Siggraph used to be the place where the super-nerds of computer graphics would get to meet and schmooze in a setting that was still intimate enough to generate real discussions about technology, and big enough to attract the big players of the industry. That was nearly a decade ago; a few thousand people excited about graphics, and the possibilities it offered. Today, its tens of thousands of people, and an hall that's as big and packed as a MacWorld, for example. The hype factor is also as big as any MacWorld, too. Computer graphics is big business, and Siggraph is now big business, too.
The only problem is that every year the organizers, in their infinite wisdom and parsimony, make you trudge all the way to the hottest places they can find in August. Places like Orlando, Dallas, New Orleans, the site of next year's Siggraph, and Los Angeles, this year. None of these places are worth hanging around at this time of the year, unless you're a tourist, or you're looking for a job in the graphics industry. Yes, there certainly were a lot of people looking for jobs. Of course, judging by the number of them wearing shorts, and the quality of legs on display, the computer graphics society can rest assured that there is no discrimination on the basis of looks, anywhere, anytime, anyhow. So, there I was, in my canary yellow Hawaiian shirt, and puce canvas trousers, with a hint of vermilion in my socks.

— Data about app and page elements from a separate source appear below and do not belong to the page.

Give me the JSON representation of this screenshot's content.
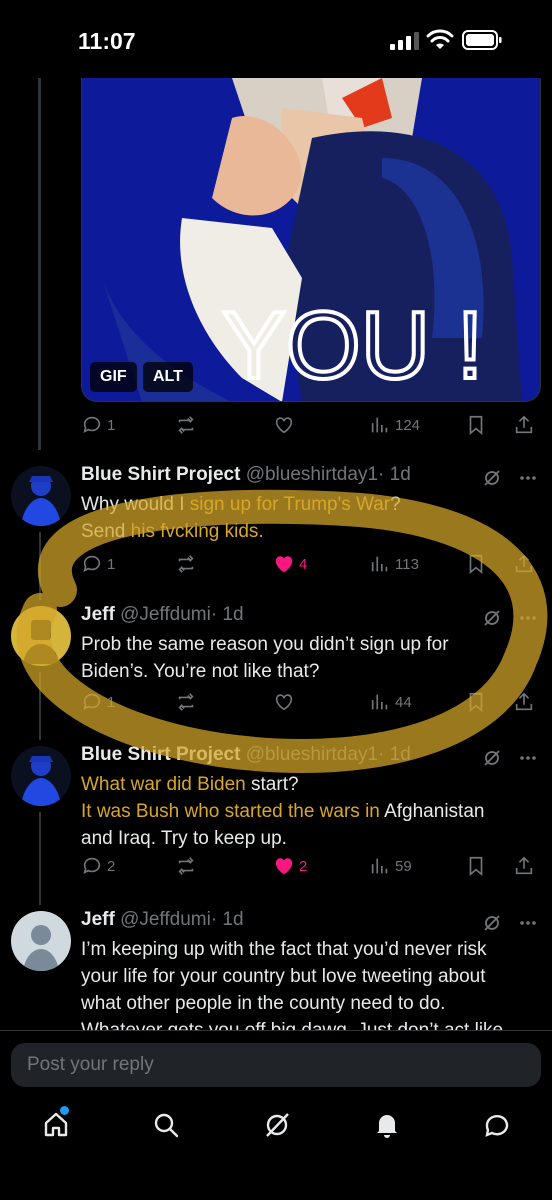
{
  "status_bar": {
    "time": "11:07"
  },
  "media": {
    "gif_badge": "GIF",
    "alt_badge": "ALT",
    "caption_art": "YOU !"
  },
  "post_actions": {
    "replies": "1",
    "reposts": "",
    "likes": "",
    "views": "124"
  },
  "replies": [
    {
      "name": "Blue Shirt Project",
      "handle": "@blueshirtday1",
      "time": "· 1d",
      "segments": [
        {
          "text": "Why would I ",
          "highlight": false
        },
        {
          "text": "sign up for Trump's War",
          "highlight": true
        },
        {
          "text": "?",
          "highlight": false
        },
        {
          "text": "\n",
          "highlight": false
        },
        {
          "text": "Send ",
          "highlight": false
        },
        {
          "text": "his fvcking kids.",
          "highlight": true
        }
      ],
      "replies_count": "1",
      "likes": "4",
      "liked": true,
      "views": "113"
    },
    {
      "name": "Jeff",
      "handle": "@Jeffdumi",
      "time": "· 1d",
      "segments": [
        {
          "text": "Prob the same reason you didn’t sign up for Biden’s. You’re not like that?",
          "highlight": false
        }
      ],
      "replies_count": "1",
      "likes": "",
      "liked": false,
      "views": "44"
    },
    {
      "name": "Blue Shirt Project",
      "handle": "@blueshirtday1",
      "time": "· 1d",
      "segments": [
        {
          "text": "What war did Biden ",
          "highlight": true
        },
        {
          "text": "start?",
          "highlight": false
        },
        {
          "text": "\n",
          "highlight": false
        },
        {
          "text": "It was Bush who started the wars in ",
          "highlight": true
        },
        {
          "text": "Afghanistan and Iraq. Try to keep up.",
          "highlight": false
        }
      ],
      "replies_count": "2",
      "likes": "2",
      "liked": true,
      "views": "59"
    },
    {
      "name": "Jeff",
      "handle": "@Jeffdumi",
      "time": "· 1d",
      "segments": [
        {
          "text": "I’m keeping up with the fact that you’d never risk your life for your country but love tweeting about what other people in the county need to do. Whatever gets you off big dawg. Just don’t act like",
          "highlight": false
        }
      ],
      "replies_count": "",
      "likes": "",
      "liked": false,
      "views": ""
    }
  ],
  "reply_bar": {
    "placeholder": "Post your reply"
  },
  "colors": {
    "background": "#000000",
    "text": "#e7e9ea",
    "muted": "#71767b",
    "like": "#f91880",
    "highlight": "#d9a62b",
    "accent": "#1d9bf0"
  },
  "tabs": [
    "home-icon",
    "search-icon",
    "grok-icon",
    "notifications-icon",
    "messages-icon"
  ]
}
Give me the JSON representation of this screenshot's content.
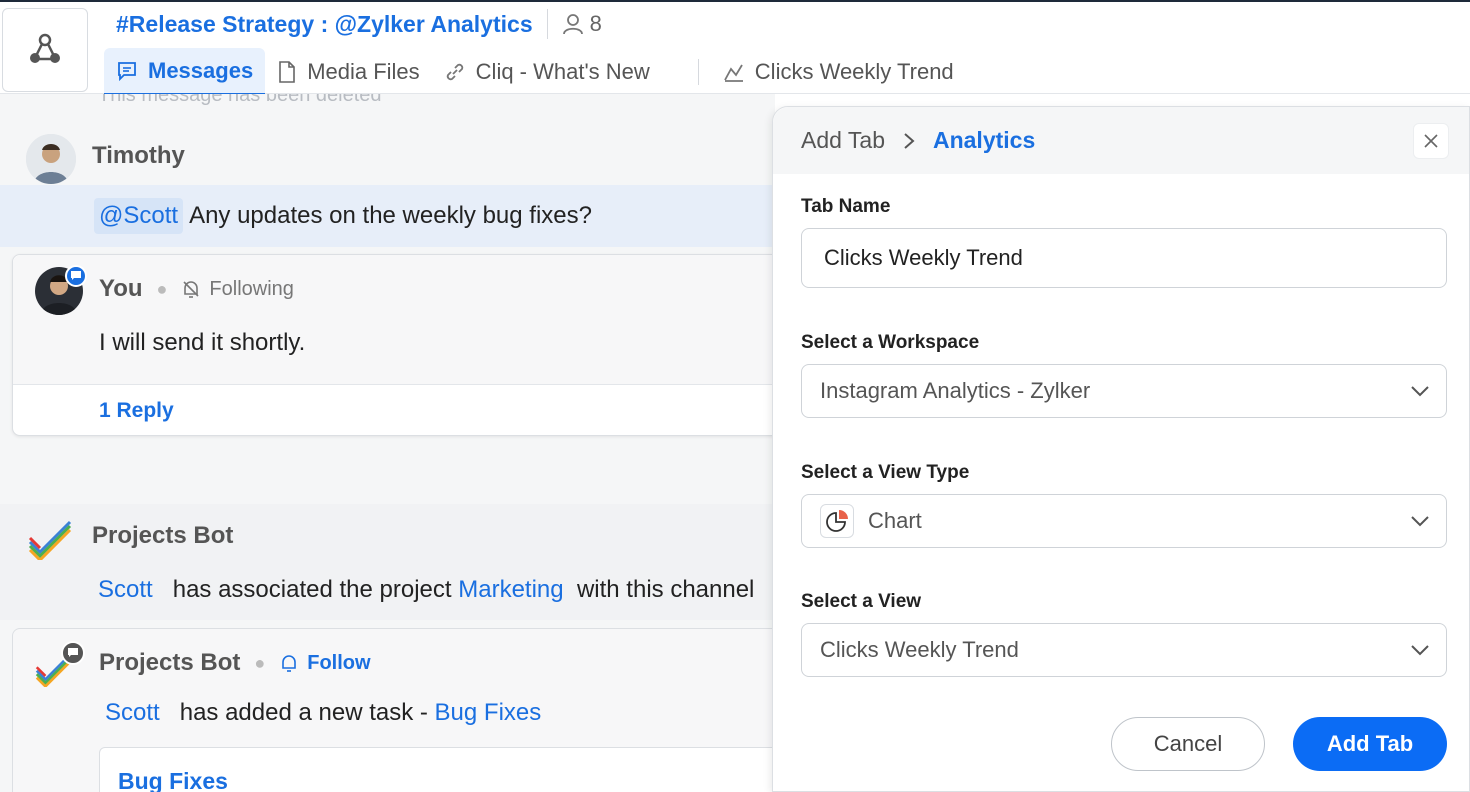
{
  "header": {
    "channel_title": "#Release Strategy : @Zylker Analytics",
    "member_count": "8",
    "tabs": [
      {
        "label": "Messages",
        "icon": "chat-icon"
      },
      {
        "label": "Media Files",
        "icon": "file-icon"
      },
      {
        "label": "Cliq - What's New",
        "icon": "link-icon"
      },
      {
        "label": "Clicks Weekly Trend",
        "icon": "chart-icon"
      }
    ]
  },
  "messages": {
    "deleted_text": "This message has been deleted",
    "timothy": {
      "name": "Timothy",
      "mention": "@Scott",
      "text": "Any updates on the weekly bug fixes?"
    },
    "you": {
      "name": "You",
      "follow_state": "Following",
      "text": "I will send it shortly.",
      "reply": "1 Reply"
    },
    "bot1": {
      "name": "Projects Bot",
      "user": "Scott",
      "text_a": "has associated the project",
      "project": "Marketing",
      "text_b": "with this channel"
    },
    "bot2": {
      "name": "Projects Bot",
      "follow_label": "Follow",
      "user": "Scott",
      "text": "has added a new task -",
      "task": "Bug Fixes",
      "card_title": "Bug Fixes"
    }
  },
  "panel": {
    "crumb_root": "Add Tab",
    "crumb_current": "Analytics",
    "tab_name_label": "Tab Name",
    "tab_name_value": "Clicks Weekly Trend",
    "workspace_label": "Select a Workspace",
    "workspace_value": "Instagram Analytics - Zylker",
    "view_type_label": "Select a View Type",
    "view_type_value": "Chart",
    "view_label": "Select a View",
    "view_value": "Clicks Weekly Trend",
    "cancel_label": "Cancel",
    "add_label": "Add Tab"
  },
  "colors": {
    "accent": "#1a6fe0",
    "primary_button": "#0b6cf5",
    "mention_bg": "#d6e4f7"
  }
}
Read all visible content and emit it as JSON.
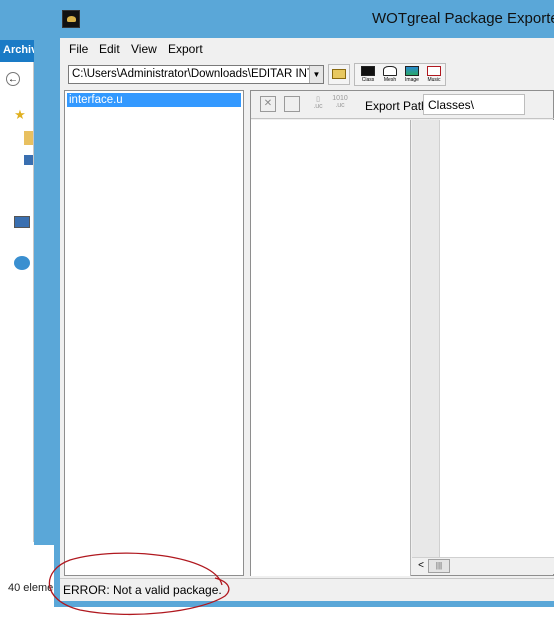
{
  "background_window": {
    "ribbon_tab": "Archiv",
    "status_text": "40 eleme"
  },
  "window": {
    "title": "WOTgreal Package Exporte",
    "menu": [
      "File",
      "Edit",
      "View",
      "Export"
    ],
    "toolbar": {
      "path_value": "C:\\Users\\Administrator\\Downloads\\EDITAR INT",
      "export_buttons": [
        "Class",
        "Mesh",
        "Image",
        "Music"
      ]
    },
    "file_list": {
      "items": [
        "interface.u"
      ],
      "selected": "interface.u"
    },
    "right_pane": {
      "export_path_label": "Export Path:",
      "export_path_value": "Classes\\"
    },
    "status": {
      "text": "ERROR: Not a valid package."
    }
  },
  "colors": {
    "titlebar": "#5aa7d8",
    "selection": "#3399ff",
    "annotation": "#b0181f"
  },
  "icons": {
    "app": "wotgreal-app-icon",
    "open": "open-folder-icon",
    "export_class": "export-class-icon",
    "export_mesh": "export-mesh-icon",
    "export_image": "export-image-icon",
    "export_music": "export-music-icon"
  }
}
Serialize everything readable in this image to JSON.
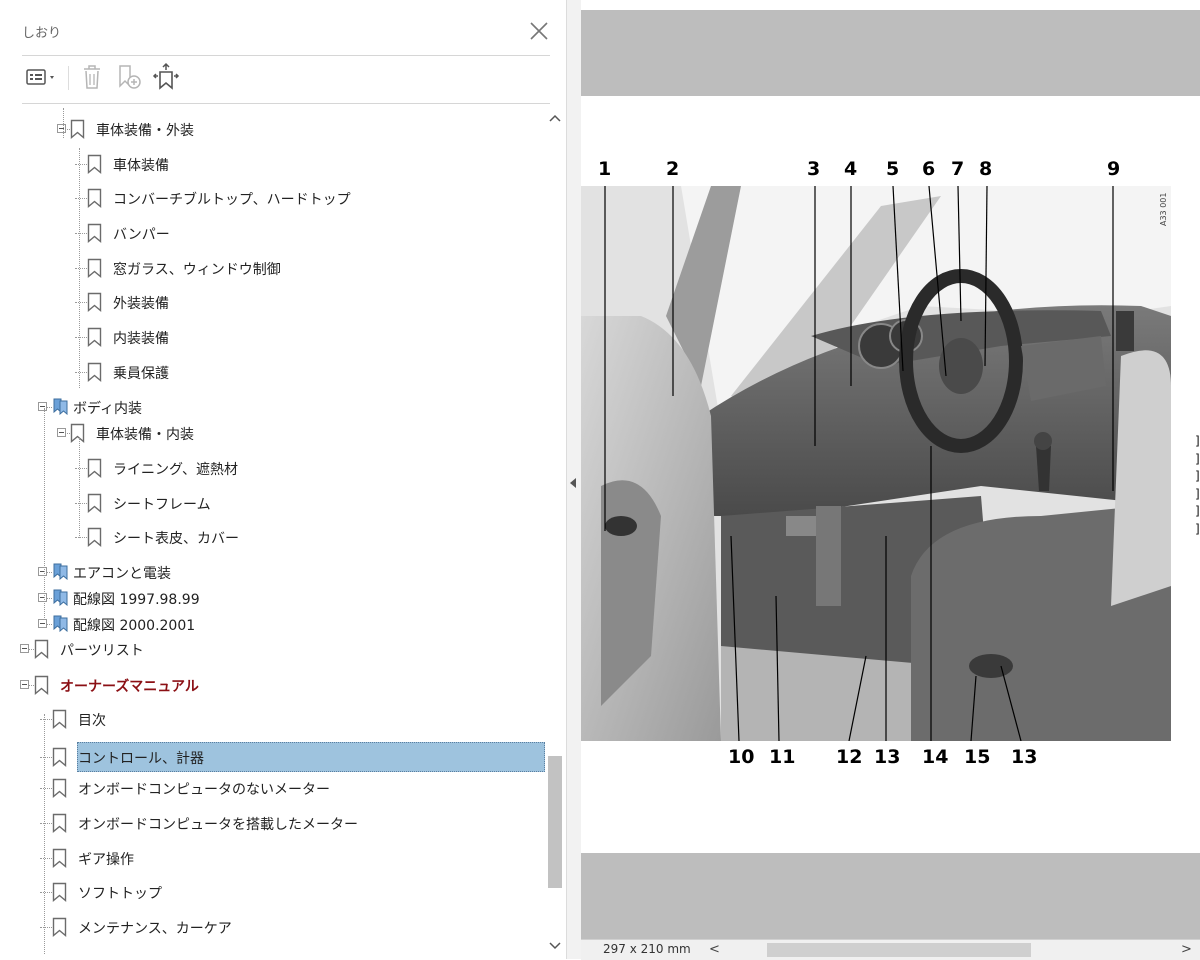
{
  "panel": {
    "title": "しおり",
    "close_icon": "close-x-icon",
    "toolbar": {
      "options_icon": "bookmark-options-icon",
      "delete_icon": "trash-icon",
      "new_bookmark_icon": "new-bookmark-icon",
      "expand_icon": "expand-bookmark-icon"
    },
    "bookmarks": [
      "車体装備・外装",
      "車体装備",
      "コンバーチブルトップ、ハードトップ",
      "バンパー",
      "窓ガラス、ウィンドウ制御",
      "外装装備",
      "内装装備",
      "乗員保護",
      "ボディ内装",
      "車体装備・内装",
      "ライニング、遮熱材",
      "シートフレーム",
      "シート表皮、カバー",
      "エアコンと電装",
      "配線図 1997.98.99",
      "配線図 2000.2001",
      "パーツリスト",
      "オーナーズマニュアル",
      "目次",
      "コントロール、計器",
      "オンボードコンピュータのないメーター",
      "オンボードコンピュータを搭載したメーター",
      "ギア操作",
      "ソフトトップ",
      "メンテナンス、カーケア"
    ],
    "selected": "コントロール、計器",
    "owner_color": "#8b0f14",
    "selection_color": "#9ec3de"
  },
  "document": {
    "callouts_top": [
      "1",
      "2",
      "3",
      "4",
      "5",
      "6",
      "7",
      "8",
      "9"
    ],
    "callouts_bottom": [
      "10",
      "11",
      "12",
      "13",
      "14",
      "15",
      "13"
    ],
    "figure_code": "A33 001",
    "page_size": "297 x 210 mm",
    "side_marks": [
      "]",
      "]",
      "]",
      "]",
      "]",
      "]"
    ]
  }
}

More a result of packing my bags at four o'clock in morning then any desire on my part to be employed as an animator by Disney.